* **TASK**
Set down every entry exactly as given. Pictures are to be left out.

_ _ _ _ _ _ _

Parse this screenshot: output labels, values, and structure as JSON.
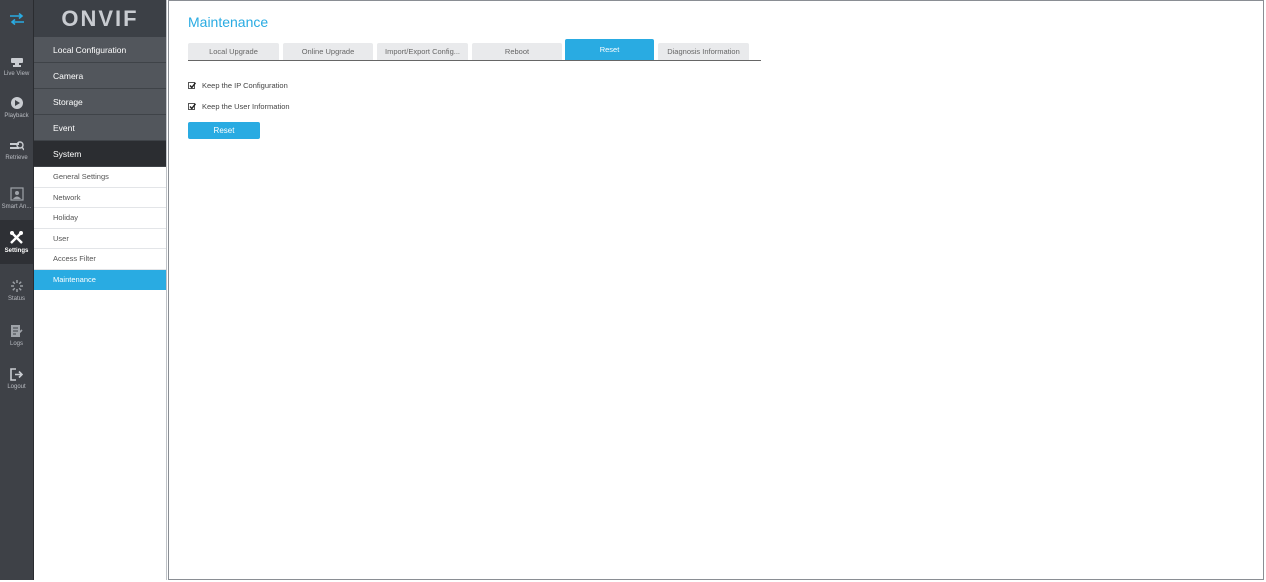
{
  "rail": {
    "items": [
      {
        "label": "Live View",
        "icon": "live-view-icon"
      },
      {
        "label": "Playback",
        "icon": "playback-icon"
      },
      {
        "label": "Retrieve",
        "icon": "retrieve-icon"
      },
      {
        "label": "Smart An...",
        "icon": "smart-analytics-icon"
      },
      {
        "label": "Settings",
        "icon": "settings-icon"
      },
      {
        "label": "Status",
        "icon": "status-icon"
      },
      {
        "label": "Logs",
        "icon": "logs-icon"
      },
      {
        "label": "Logout",
        "icon": "logout-icon"
      }
    ]
  },
  "logo": "ONVIF",
  "menu": {
    "categories": [
      "Local Configuration",
      "Camera",
      "Storage",
      "Event",
      "System"
    ],
    "sub_items": [
      "General Settings",
      "Network",
      "Holiday",
      "User",
      "Access Filter",
      "Maintenance"
    ]
  },
  "page": {
    "title": "Maintenance",
    "tabs": [
      "Local Upgrade",
      "Online Upgrade",
      "Import/Export Config...",
      "Reboot",
      "Reset",
      "Diagnosis Information"
    ],
    "active_tab": "Reset",
    "options": [
      {
        "label": "Keep the IP Configuration",
        "checked": true
      },
      {
        "label": "Keep the User Information",
        "checked": true
      }
    ],
    "reset_button": "Reset"
  },
  "colors": {
    "accent": "#29abe2",
    "rail_bg": "#3e4147",
    "menu_dark": "#2b2d31"
  }
}
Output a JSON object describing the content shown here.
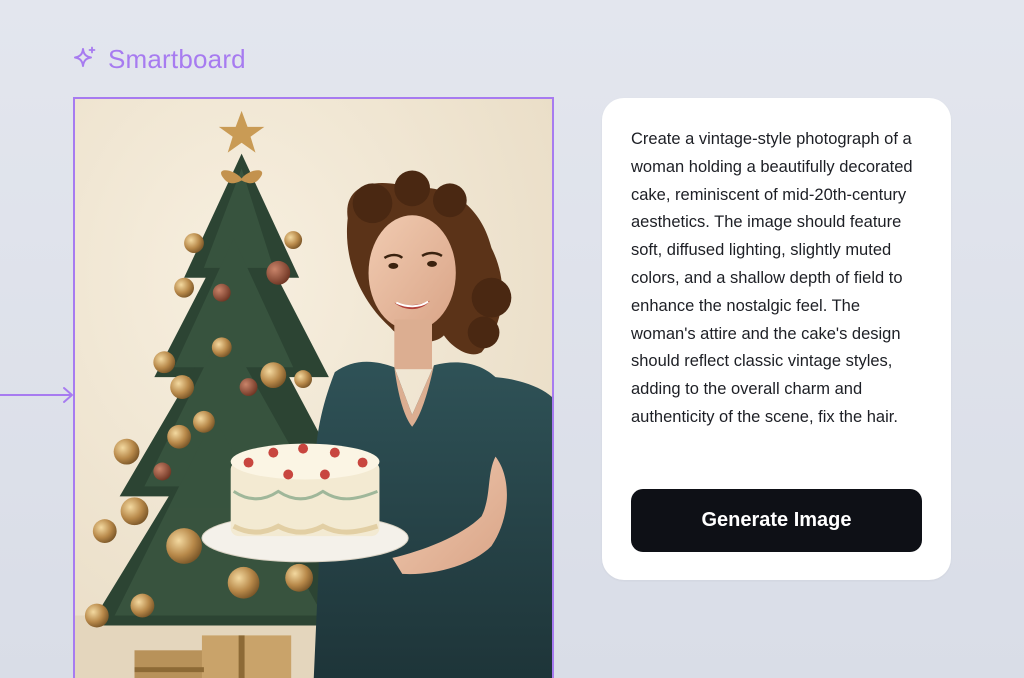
{
  "header": {
    "title": "Smartboard",
    "icon": "sparkle-icon",
    "accent_color": "#a77bf0"
  },
  "canvas": {
    "connector_icon": "arrow-right-icon"
  },
  "prompt_card": {
    "prompt_text": "Create a vintage-style photograph of a woman holding a beautifully decorated cake, reminiscent of mid-20th-century aesthetics. The image should feature soft, diffused lighting, slightly muted colors, and a shallow depth of field to enhance the nostalgic feel. The woman's attire and the cake's design should reflect classic vintage styles, adding to the overall charm and authenticity of the scene, fix the hair.",
    "generate_button_label": "Generate Image",
    "button_color": "#0e1016"
  }
}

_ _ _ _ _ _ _

* **SOLUTION FOR THIS TASK**
Parse this screenshot: output labels, values, and structure as JSON.
{
  "rail": {
    "items": [
      {
        "label": "Live View",
        "icon": "live-view-icon"
      },
      {
        "label": "Playback",
        "icon": "playback-icon"
      },
      {
        "label": "Retrieve",
        "icon": "retrieve-icon"
      },
      {
        "label": "Smart An...",
        "icon": "smart-analytics-icon"
      },
      {
        "label": "Settings",
        "icon": "settings-icon"
      },
      {
        "label": "Status",
        "icon": "status-icon"
      },
      {
        "label": "Logs",
        "icon": "logs-icon"
      },
      {
        "label": "Logout",
        "icon": "logout-icon"
      }
    ]
  },
  "logo": "ONVIF",
  "menu": {
    "categories": [
      "Local Configuration",
      "Camera",
      "Storage",
      "Event",
      "System"
    ],
    "sub_items": [
      "General Settings",
      "Network",
      "Holiday",
      "User",
      "Access Filter",
      "Maintenance"
    ]
  },
  "page": {
    "title": "Maintenance",
    "tabs": [
      "Local Upgrade",
      "Online Upgrade",
      "Import/Export Config...",
      "Reboot",
      "Reset",
      "Diagnosis Information"
    ],
    "active_tab": "Reset",
    "options": [
      {
        "label": "Keep the IP Configuration",
        "checked": true
      },
      {
        "label": "Keep the User Information",
        "checked": true
      }
    ],
    "reset_button": "Reset"
  },
  "colors": {
    "accent": "#29abe2",
    "rail_bg": "#3e4147",
    "menu_dark": "#2b2d31"
  }
}
Output a JSON object describing the content shown here.
{
  "header": {
    "title": "Smartboard",
    "icon": "sparkle-icon",
    "accent_color": "#a77bf0"
  },
  "canvas": {
    "connector_icon": "arrow-right-icon"
  },
  "prompt_card": {
    "prompt_text": "Create a vintage-style photograph of a woman holding a beautifully decorated cake, reminiscent of mid-20th-century aesthetics. The image should feature soft, diffused lighting, slightly muted colors, and a shallow depth of field to enhance the nostalgic feel. The woman's attire and the cake's design should reflect classic vintage styles, adding to the overall charm and authenticity of the scene, fix the hair.",
    "generate_button_label": "Generate Image",
    "button_color": "#0e1016"
  }
}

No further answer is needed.